Dataset rows for apps and sites:
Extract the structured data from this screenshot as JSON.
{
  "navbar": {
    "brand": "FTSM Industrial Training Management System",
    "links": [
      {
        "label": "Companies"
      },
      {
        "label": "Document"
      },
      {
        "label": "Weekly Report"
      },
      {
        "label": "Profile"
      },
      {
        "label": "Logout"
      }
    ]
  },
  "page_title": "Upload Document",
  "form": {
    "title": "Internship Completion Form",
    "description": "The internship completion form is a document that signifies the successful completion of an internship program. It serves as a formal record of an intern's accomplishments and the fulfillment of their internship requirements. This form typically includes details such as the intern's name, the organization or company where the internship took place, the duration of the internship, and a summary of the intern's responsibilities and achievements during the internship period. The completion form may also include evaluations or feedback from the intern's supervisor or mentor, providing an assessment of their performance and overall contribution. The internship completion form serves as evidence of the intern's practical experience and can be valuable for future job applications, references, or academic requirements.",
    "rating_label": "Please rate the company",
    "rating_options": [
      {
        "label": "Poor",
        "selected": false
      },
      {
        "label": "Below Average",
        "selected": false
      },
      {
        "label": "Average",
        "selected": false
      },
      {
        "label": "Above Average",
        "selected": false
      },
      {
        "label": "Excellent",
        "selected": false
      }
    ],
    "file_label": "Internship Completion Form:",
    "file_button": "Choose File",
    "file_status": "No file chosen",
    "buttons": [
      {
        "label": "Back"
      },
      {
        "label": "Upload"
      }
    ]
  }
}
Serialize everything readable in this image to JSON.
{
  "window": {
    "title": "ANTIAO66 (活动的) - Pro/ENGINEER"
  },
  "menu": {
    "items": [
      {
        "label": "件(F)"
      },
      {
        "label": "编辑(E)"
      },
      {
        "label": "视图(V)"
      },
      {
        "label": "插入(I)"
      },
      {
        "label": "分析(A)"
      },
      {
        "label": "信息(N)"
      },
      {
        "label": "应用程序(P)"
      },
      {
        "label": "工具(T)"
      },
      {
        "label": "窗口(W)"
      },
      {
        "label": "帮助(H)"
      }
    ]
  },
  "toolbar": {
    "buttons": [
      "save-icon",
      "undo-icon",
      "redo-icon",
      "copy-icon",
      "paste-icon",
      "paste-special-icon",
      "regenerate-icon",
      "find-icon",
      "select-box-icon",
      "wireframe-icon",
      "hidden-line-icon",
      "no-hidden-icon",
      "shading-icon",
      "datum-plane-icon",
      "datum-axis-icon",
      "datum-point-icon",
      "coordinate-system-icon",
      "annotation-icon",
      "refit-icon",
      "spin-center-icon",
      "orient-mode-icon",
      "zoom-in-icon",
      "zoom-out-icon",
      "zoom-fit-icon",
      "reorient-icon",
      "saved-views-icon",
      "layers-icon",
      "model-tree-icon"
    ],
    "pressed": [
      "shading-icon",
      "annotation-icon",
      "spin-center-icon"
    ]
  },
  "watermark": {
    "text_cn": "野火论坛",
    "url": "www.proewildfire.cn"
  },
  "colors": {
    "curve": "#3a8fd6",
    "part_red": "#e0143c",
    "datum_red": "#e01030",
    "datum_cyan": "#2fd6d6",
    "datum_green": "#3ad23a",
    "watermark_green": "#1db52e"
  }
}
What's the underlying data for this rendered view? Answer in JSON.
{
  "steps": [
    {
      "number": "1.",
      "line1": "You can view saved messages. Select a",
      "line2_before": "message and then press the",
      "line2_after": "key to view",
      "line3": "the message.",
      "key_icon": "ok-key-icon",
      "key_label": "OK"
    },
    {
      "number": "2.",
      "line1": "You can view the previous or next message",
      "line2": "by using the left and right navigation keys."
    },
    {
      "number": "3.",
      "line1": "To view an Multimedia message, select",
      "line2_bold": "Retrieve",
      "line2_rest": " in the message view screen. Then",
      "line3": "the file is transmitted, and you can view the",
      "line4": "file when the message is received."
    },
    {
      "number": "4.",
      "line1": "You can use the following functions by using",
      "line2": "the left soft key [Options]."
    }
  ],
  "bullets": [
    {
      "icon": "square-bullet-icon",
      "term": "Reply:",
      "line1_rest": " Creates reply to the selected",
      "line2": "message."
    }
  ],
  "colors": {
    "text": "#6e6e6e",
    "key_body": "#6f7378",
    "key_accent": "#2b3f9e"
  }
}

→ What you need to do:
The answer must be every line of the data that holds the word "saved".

→ Answer space:
      "saved-views-icon",
      "line1": "You can view saved messages. Select a",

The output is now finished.